Dataset rows for apps and sites:

━━━━━━━━━━━━━━━━━━━━

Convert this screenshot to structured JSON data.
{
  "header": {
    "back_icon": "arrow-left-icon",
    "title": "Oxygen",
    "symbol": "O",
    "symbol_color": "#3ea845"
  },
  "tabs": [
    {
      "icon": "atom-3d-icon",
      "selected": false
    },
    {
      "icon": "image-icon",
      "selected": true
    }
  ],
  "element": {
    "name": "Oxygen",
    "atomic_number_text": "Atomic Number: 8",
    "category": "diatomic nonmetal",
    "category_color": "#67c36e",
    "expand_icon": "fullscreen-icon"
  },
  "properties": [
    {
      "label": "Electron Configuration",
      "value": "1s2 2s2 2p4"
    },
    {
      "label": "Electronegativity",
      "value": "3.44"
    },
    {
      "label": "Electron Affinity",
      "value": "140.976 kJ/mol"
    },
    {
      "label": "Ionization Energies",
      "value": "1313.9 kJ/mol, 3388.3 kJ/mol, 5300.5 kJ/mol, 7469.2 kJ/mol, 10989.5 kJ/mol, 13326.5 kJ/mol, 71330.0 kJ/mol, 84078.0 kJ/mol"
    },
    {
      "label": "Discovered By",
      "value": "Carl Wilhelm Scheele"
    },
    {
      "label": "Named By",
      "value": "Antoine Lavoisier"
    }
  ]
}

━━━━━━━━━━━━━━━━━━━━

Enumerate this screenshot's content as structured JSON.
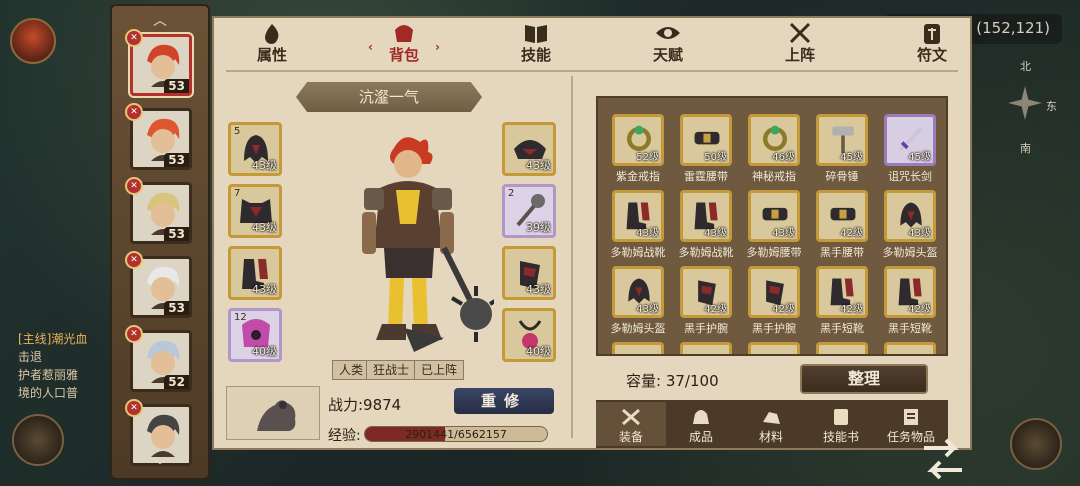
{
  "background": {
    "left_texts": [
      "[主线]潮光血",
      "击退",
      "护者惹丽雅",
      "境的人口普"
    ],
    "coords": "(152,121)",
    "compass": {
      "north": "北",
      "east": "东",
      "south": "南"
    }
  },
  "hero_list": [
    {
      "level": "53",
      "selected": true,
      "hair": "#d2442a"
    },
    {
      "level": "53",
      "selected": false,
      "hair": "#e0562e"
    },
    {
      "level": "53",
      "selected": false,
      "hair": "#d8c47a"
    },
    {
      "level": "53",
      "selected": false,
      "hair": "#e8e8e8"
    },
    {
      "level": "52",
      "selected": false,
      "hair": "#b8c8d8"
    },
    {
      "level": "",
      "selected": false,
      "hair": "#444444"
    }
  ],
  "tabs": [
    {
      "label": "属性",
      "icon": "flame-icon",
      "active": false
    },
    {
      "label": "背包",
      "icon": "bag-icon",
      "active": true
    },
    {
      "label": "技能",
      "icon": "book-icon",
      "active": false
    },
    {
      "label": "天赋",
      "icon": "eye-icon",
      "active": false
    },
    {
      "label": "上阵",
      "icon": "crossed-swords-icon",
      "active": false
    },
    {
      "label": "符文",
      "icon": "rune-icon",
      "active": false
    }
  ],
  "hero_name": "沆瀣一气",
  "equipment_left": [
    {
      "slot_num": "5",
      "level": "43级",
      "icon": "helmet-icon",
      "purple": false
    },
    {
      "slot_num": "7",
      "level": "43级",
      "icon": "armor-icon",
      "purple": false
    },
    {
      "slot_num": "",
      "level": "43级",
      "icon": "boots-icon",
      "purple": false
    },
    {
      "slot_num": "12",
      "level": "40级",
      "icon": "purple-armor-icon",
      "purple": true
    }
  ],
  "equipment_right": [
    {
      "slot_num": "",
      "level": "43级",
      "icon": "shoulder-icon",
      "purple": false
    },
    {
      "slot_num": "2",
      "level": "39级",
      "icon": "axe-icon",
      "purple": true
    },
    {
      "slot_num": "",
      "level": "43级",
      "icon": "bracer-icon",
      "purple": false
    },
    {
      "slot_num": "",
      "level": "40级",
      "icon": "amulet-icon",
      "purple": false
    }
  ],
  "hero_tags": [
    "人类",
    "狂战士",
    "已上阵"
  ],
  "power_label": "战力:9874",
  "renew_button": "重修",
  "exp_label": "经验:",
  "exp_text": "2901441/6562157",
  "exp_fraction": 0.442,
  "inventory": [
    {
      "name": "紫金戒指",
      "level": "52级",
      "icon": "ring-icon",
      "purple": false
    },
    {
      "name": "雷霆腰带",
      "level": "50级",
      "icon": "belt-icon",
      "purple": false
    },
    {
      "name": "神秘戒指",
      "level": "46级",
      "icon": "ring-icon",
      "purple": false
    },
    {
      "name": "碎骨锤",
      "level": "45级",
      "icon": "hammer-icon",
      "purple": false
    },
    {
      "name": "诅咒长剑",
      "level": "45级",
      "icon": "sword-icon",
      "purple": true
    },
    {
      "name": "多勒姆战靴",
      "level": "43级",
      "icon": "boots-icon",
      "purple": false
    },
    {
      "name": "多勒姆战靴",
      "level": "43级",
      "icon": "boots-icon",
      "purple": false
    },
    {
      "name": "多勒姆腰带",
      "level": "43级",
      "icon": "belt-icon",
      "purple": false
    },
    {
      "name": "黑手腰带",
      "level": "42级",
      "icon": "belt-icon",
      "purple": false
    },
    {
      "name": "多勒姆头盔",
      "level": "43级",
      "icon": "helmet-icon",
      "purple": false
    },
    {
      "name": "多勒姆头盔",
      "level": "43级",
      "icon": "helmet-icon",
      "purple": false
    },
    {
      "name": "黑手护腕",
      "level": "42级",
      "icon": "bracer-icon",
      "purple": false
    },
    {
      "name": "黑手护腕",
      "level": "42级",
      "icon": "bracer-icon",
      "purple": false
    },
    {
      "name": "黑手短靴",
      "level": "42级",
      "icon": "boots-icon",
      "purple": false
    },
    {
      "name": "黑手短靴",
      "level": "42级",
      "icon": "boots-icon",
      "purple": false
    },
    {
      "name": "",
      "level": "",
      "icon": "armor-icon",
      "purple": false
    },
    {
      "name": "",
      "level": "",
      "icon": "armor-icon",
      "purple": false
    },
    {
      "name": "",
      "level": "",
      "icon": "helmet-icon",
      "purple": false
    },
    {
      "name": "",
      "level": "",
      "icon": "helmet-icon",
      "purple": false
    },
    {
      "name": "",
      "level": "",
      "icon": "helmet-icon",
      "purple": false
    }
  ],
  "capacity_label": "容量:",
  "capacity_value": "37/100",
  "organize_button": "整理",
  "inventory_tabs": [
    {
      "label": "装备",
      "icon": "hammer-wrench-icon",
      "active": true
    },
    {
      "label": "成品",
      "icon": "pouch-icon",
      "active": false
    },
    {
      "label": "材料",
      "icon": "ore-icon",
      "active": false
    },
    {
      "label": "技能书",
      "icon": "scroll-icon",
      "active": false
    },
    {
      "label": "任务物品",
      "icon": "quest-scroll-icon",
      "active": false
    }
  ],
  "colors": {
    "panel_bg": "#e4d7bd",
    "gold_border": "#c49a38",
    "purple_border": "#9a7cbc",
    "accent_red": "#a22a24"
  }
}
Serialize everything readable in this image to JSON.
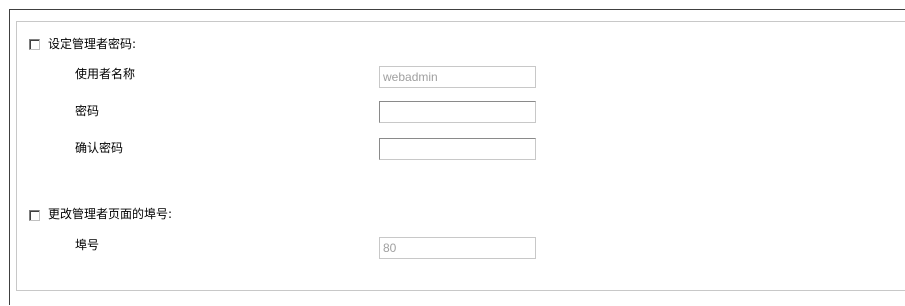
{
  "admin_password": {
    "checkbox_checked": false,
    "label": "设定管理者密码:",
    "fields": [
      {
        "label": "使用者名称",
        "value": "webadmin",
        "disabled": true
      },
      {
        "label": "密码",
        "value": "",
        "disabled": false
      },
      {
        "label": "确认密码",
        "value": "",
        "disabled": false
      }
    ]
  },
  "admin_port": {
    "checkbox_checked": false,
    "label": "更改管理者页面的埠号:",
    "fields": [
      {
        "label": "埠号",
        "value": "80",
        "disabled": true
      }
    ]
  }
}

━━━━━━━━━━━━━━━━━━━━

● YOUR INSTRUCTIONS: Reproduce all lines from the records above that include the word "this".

● TASK RESPONSE:
Convert this screenshot to structured JSON data.
Enumerate this screenshot's content as structured JSON.
Serialize everything readable in this image to JSON.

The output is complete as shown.